▸ **Data to process**

┏━━

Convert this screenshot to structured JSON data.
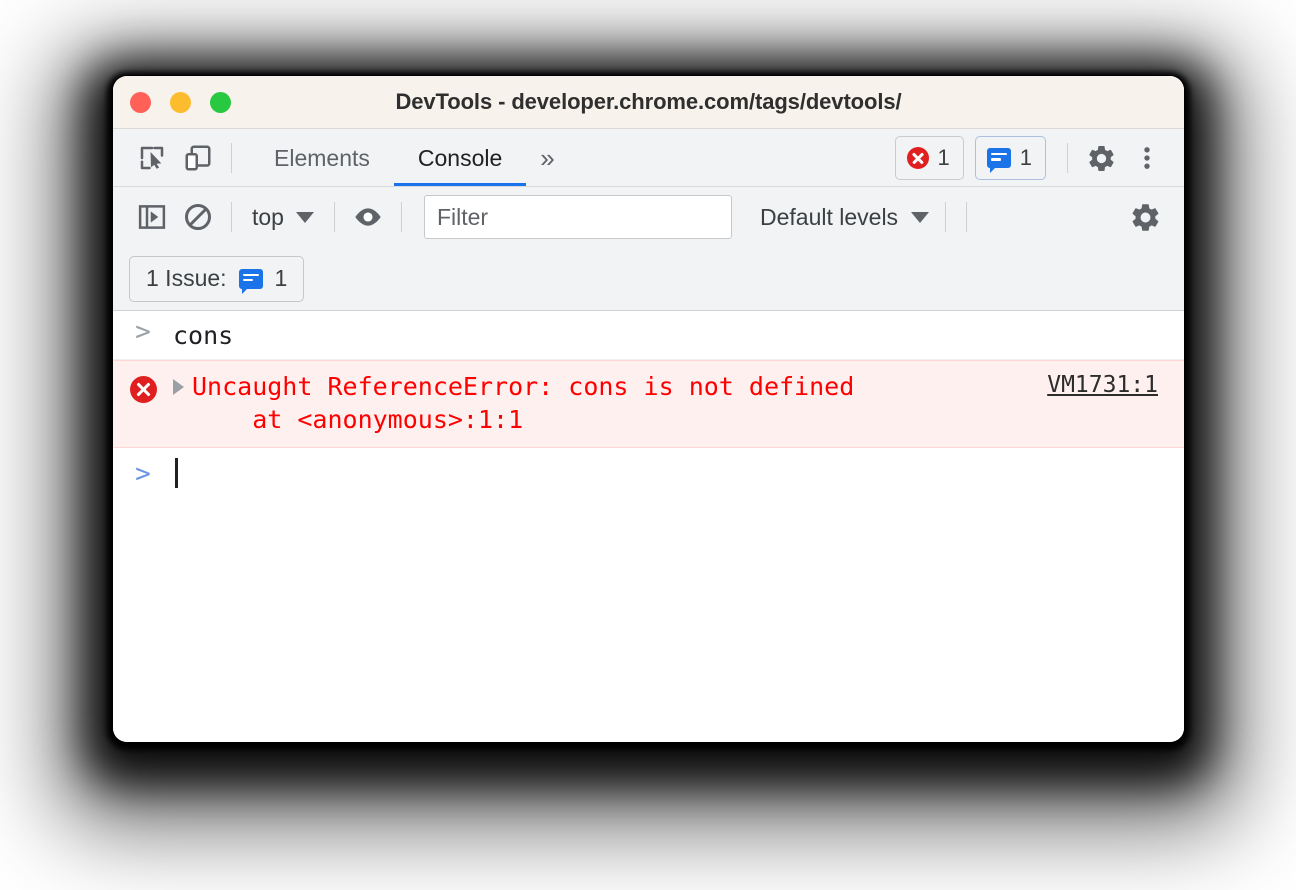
{
  "window": {
    "title": "DevTools - developer.chrome.com/tags/devtools/",
    "traffic_lights": [
      {
        "name": "close",
        "color": "#ff6159"
      },
      {
        "name": "minimize",
        "color": "#fcbc2e"
      },
      {
        "name": "maximize",
        "color": "#28c840"
      }
    ]
  },
  "tabbar": {
    "inspect_icon": "inspect-element-icon",
    "device_icon": "device-toolbar-icon",
    "tabs": [
      {
        "label": "Elements",
        "active": false
      },
      {
        "label": "Console",
        "active": true
      }
    ],
    "more_tabs_label": "»",
    "error_count": "1",
    "message_count": "1",
    "settings_icon": "gear-icon",
    "more_icon": "kebab-menu-icon",
    "active_accent": "#1a73e8"
  },
  "console_toolbar": {
    "sidebar_icon": "console-sidebar-icon",
    "clear_icon": "clear-console-icon",
    "context_label": "top",
    "eye_icon": "live-expression-eye-icon",
    "filter_placeholder": "Filter",
    "filter_value": "",
    "levels_label": "Default levels",
    "settings_icon": "gear-icon"
  },
  "issues_bar": {
    "label": "1 Issue:",
    "count": "1"
  },
  "console": {
    "entries": [
      {
        "type": "input",
        "prompt": ">",
        "text": "cons"
      },
      {
        "type": "error",
        "prompt": "▸",
        "text": "Uncaught ReferenceError: cons is not defined\n    at <anonymous>:1:1",
        "link": "VM1731:1",
        "bg": "#fff0f0",
        "fg": "#ff0000"
      },
      {
        "type": "prompt",
        "prompt": ">",
        "text": ""
      }
    ]
  },
  "colors": {
    "titlebar_bg": "#f7f2ec",
    "toolbar_bg": "#f1f3f4",
    "console_bg": "#ffffff",
    "accent_blue": "#1a73e8",
    "error_red": "#e02020"
  }
}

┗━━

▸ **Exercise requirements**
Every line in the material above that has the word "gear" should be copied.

▸ **Task solution**
    "settings_icon": "gear-icon",
    "settings_icon": "gear-icon"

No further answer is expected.